I’m trying to remember the plot of the children’s story Harry and the Lady Next Door and I can’t, except for the part that he didn’t like when the lady next door sang.

Our poodle actually liked when the child next door played trumpet, in fact he liked when our family members played music, too.  Here’s Caesar singing harmony to Jonas on sax:

There’s no Gail Collins column with a possible mention of Seamus on the roof of the Romney ‘mobile to read tonight, so I guess this is my attempt at a little canine family story to cheer myself up.

The last time

March 27, 2012

I think posting that picture of me going off to witness Robin’s wedding got me thinking to when maybe was the last time I saw her, I’m not sure.

I think she has a different husband now, and I have different children, I guess life goes on for everyone.  Here’s a picture of from the old days:

I suspect the dog is lying behind us, since she’s there in this adjacent photo:

And this is Jonas, in repose:

Speed-dating and puppies

March 23, 2012

Somebody today advised me to rethink my decision about not getting a dog right now, and to try speed-dating.

I don’t know, recently I had the experience of a man in my neighborhood walking me home from the bus we both take on Sundays and then throwing his arms around me and saying “Love, love” (he doesn’t speak English, and my Chinese is worse).  I was taken aback.  Not that speed-dating is like that, I would guess, but it certainly didn’t encourage me to put myself out there, so to speak.  I tried the dating-the-relative-of-a-trusted-friend routine a few years ago, and discovered a world of difference between the siblings — so much for the reliability of that approach.

The dog or puppy idea I just don’t think I’m ready for, but, on the other hand, puppies I hear are real good magnets for attracting dating prospects.

Before the dog became enormous

January 3, 2012

I just thought, at the risk of disappointing Tony my computer guy, I should put up this puppy picture of the poodle, to illustrate that the dog was actually supposed to be the children’s dog — Jonas (our older son) had asked for him.

Willy took this photo.


January 2, 2012
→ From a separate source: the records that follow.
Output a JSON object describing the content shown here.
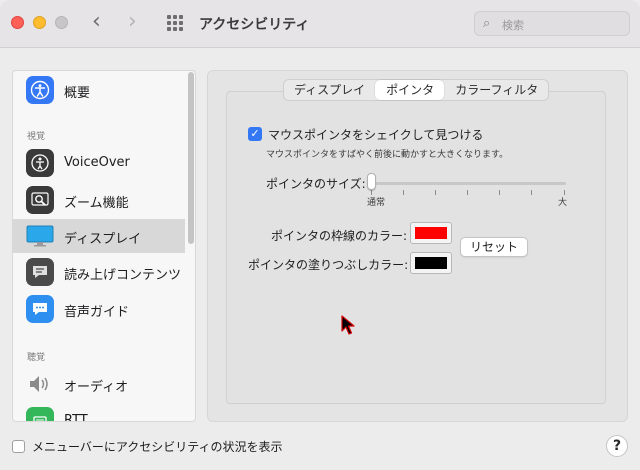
{
  "window": {
    "title": "アクセシビリティ",
    "search_placeholder": "検索"
  },
  "sidebar": {
    "items": [
      {
        "label": "概要",
        "icon": "accessibility-person-icon",
        "color": "#3478f6"
      },
      {
        "label": "VoiceOver",
        "icon": "voiceover-icon",
        "color": "#3a3a3a"
      },
      {
        "label": "ズーム機能",
        "icon": "zoom-magnifier-icon",
        "color": "#3a3a3a"
      },
      {
        "label": "ディスプレイ",
        "icon": "display-monitor-icon",
        "color": "#2aa7ea"
      },
      {
        "label": "読み上げコンテンツ",
        "icon": "speech-bubble-icon",
        "color": "#4a4a4a"
      },
      {
        "label": "音声ガイド",
        "icon": "descriptions-bubble-icon",
        "color": "#2f8ff0"
      },
      {
        "label": "オーディオ",
        "icon": "speaker-icon",
        "color": "#8a8a8a"
      },
      {
        "label": "RTT",
        "icon": "rtt-phone-icon",
        "color": "#34b65a"
      }
    ],
    "headers": {
      "vision": "視覚",
      "hearing": "聴覚"
    }
  },
  "tabs": [
    {
      "label": "ディスプレイ",
      "active": false
    },
    {
      "label": "ポインタ",
      "active": true
    },
    {
      "label": "カラーフィルタ",
      "active": false
    }
  ],
  "pointer": {
    "shake_label": "マウスポインタをシェイクして見つける",
    "shake_desc": "マウスポインタをすばやく前後に動かすと大きくなります。",
    "shake_checked": true,
    "size_label": "ポインタのサイズ:",
    "size_min": "通常",
    "size_max": "大",
    "size_value": 0,
    "outline_label": "ポインタの枠線のカラー:",
    "outline_color": "#ff0000",
    "fill_label": "ポインタの塗りつぶしカラー:",
    "fill_color": "#000000",
    "reset_label": "リセット"
  },
  "footer": {
    "menubar_label": "メニューバーにアクセシビリティの状況を表示",
    "help_label": "?"
  }
}
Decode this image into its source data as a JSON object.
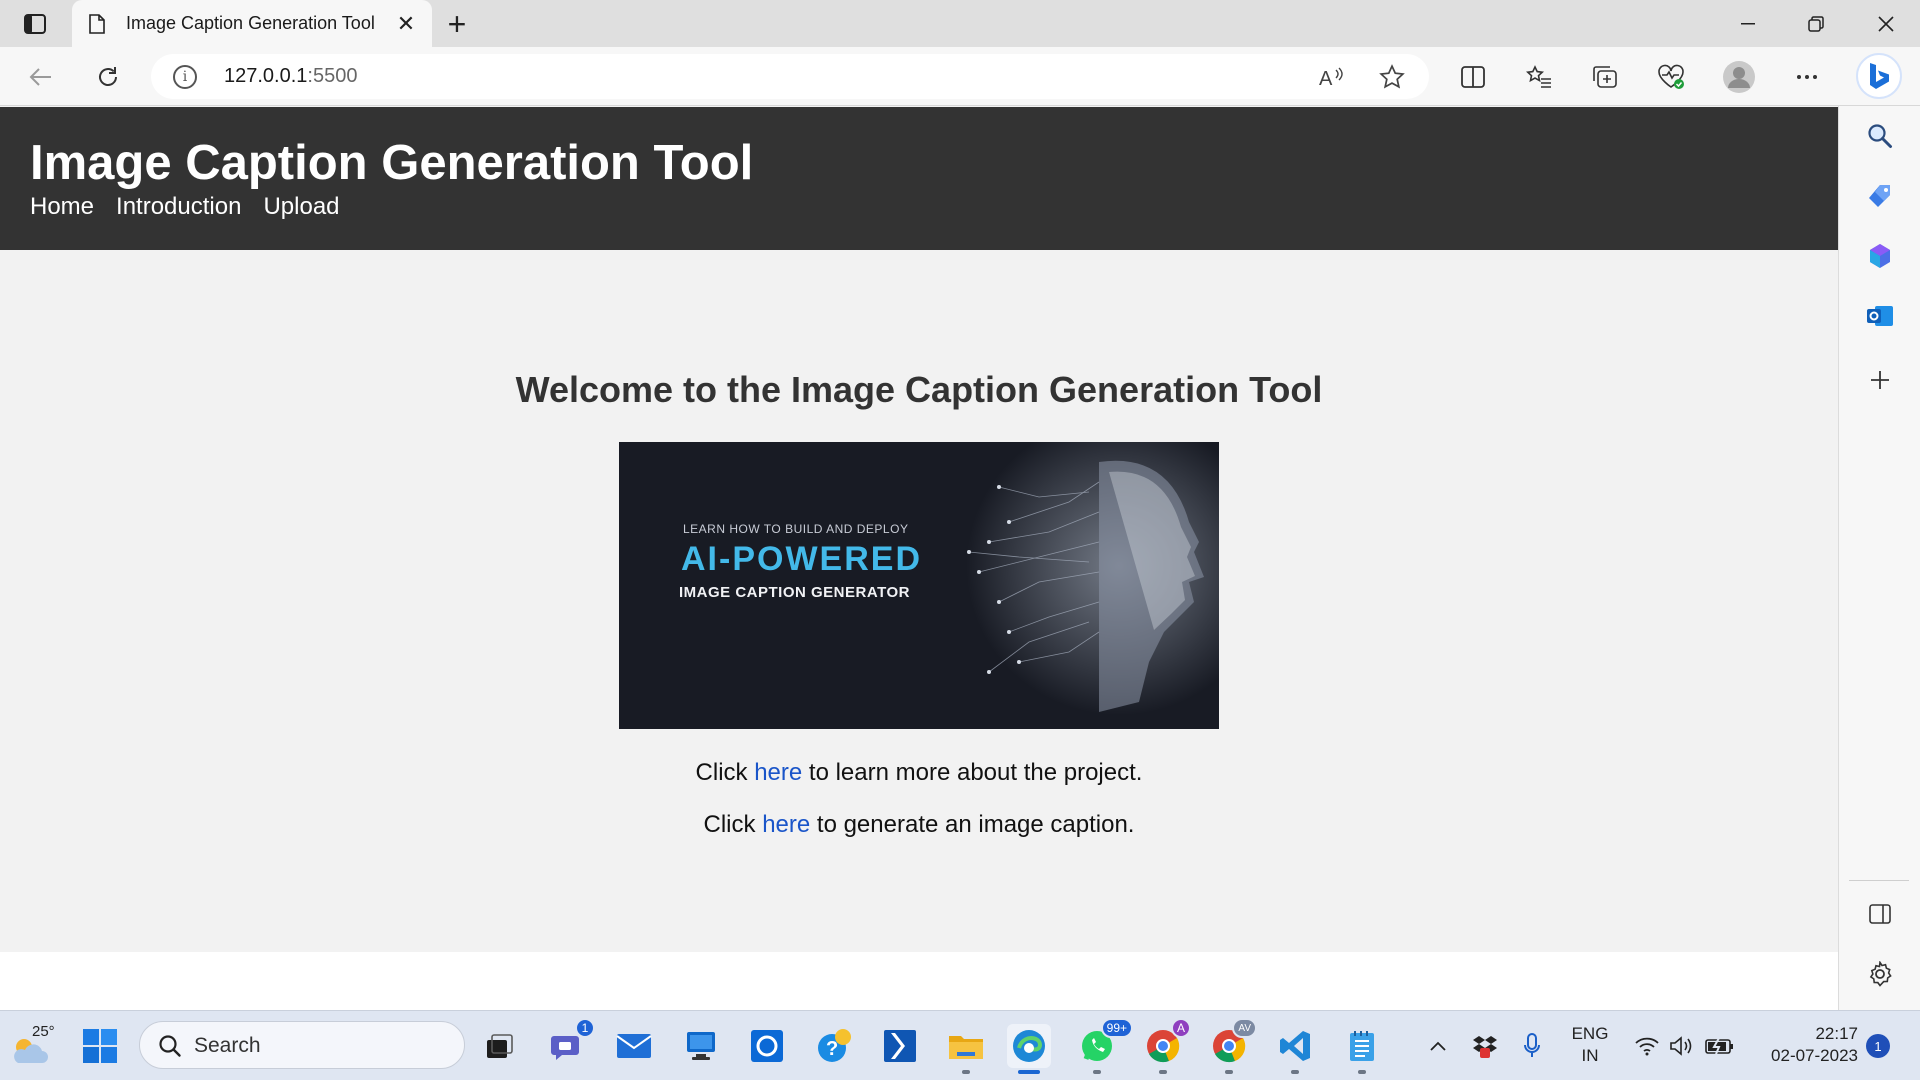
{
  "browser": {
    "tab_title": "Image Caption Generation Tool",
    "url_host": "127.0.0.1",
    "url_port": ":5500",
    "new_tab_glyph": "+",
    "close_glyph": "✕"
  },
  "site": {
    "title": "Image Caption Generation Tool",
    "nav": [
      "Home",
      "Introduction",
      "Upload"
    ],
    "welcome": "Welcome to the Image Caption Generation Tool",
    "banner": {
      "small": "LEARN HOW TO BUILD AND DEPLOY",
      "big": "AI-POWERED",
      "sub": "IMAGE CAPTION GENERATOR"
    },
    "para1": {
      "before": "Click ",
      "link": "here",
      "after": " to learn more about the project."
    },
    "para2": {
      "before": "Click ",
      "link": "here",
      "after": " to generate an image caption."
    }
  },
  "taskbar": {
    "weather_temp": "25°",
    "search_label": "Search",
    "teams_badge": "1",
    "whatsapp_badge": "99+",
    "chrome_a_badge": "A",
    "chrome_av_badge": "AV",
    "lang_line1": "ENG",
    "lang_line2": "IN",
    "time": "22:17",
    "date": "02-07-2023",
    "notifications": "1"
  },
  "colors": {
    "header_bg": "#333333",
    "link": "#1a55c9",
    "banner_accent": "#43b9e9",
    "taskbar_bg": "#dfe6f2"
  },
  "icons": [
    "tab-actions-icon",
    "page-icon",
    "back-arrow-icon",
    "refresh-icon",
    "info-icon",
    "read-aloud-icon",
    "favorite-star-icon",
    "split-screen-icon",
    "favorites-icon",
    "collections-icon",
    "browser-essentials-icon",
    "profile-avatar-icon",
    "more-icon",
    "bing-icon",
    "search-icon",
    "shopping-tag-icon",
    "copilot-icon",
    "outlook-icon",
    "add-icon",
    "sidebar-panel-icon",
    "settings-gear-icon",
    "windows-start-icon"
  ]
}
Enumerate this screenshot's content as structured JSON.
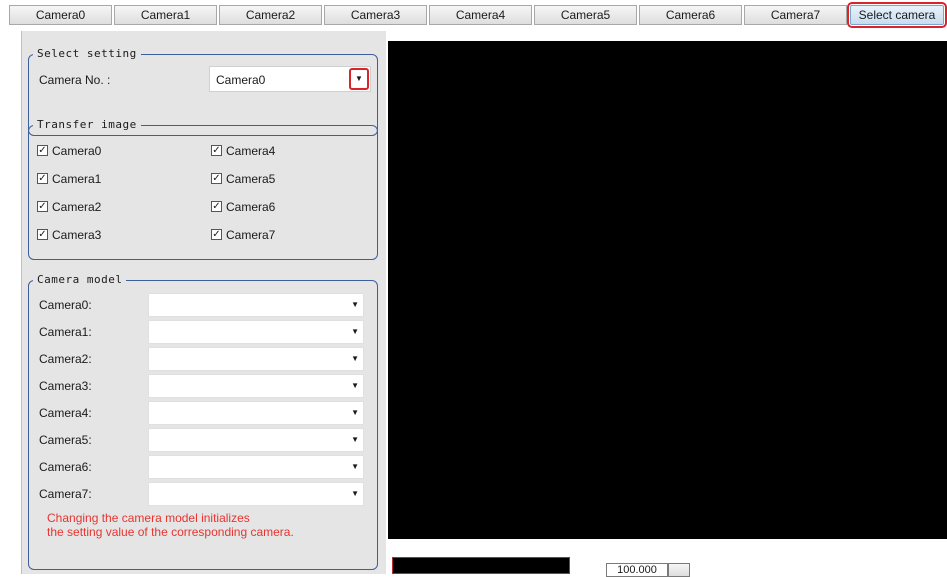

It occurred to me this morning that our dogs didn’t necessarily connect “c-a-r” with “car” so much as with getting into that thing that moved.  But they did connect both forms of reference with that thing and with coming along and going for a ride.

Here’s Exhibit A for how the poodle enjoyed the experience:

That’s him with his head out the sunroof while we were on vacation.  Perhaps someone can let Mitt Romney know that this is how we treat our dogs on vacation.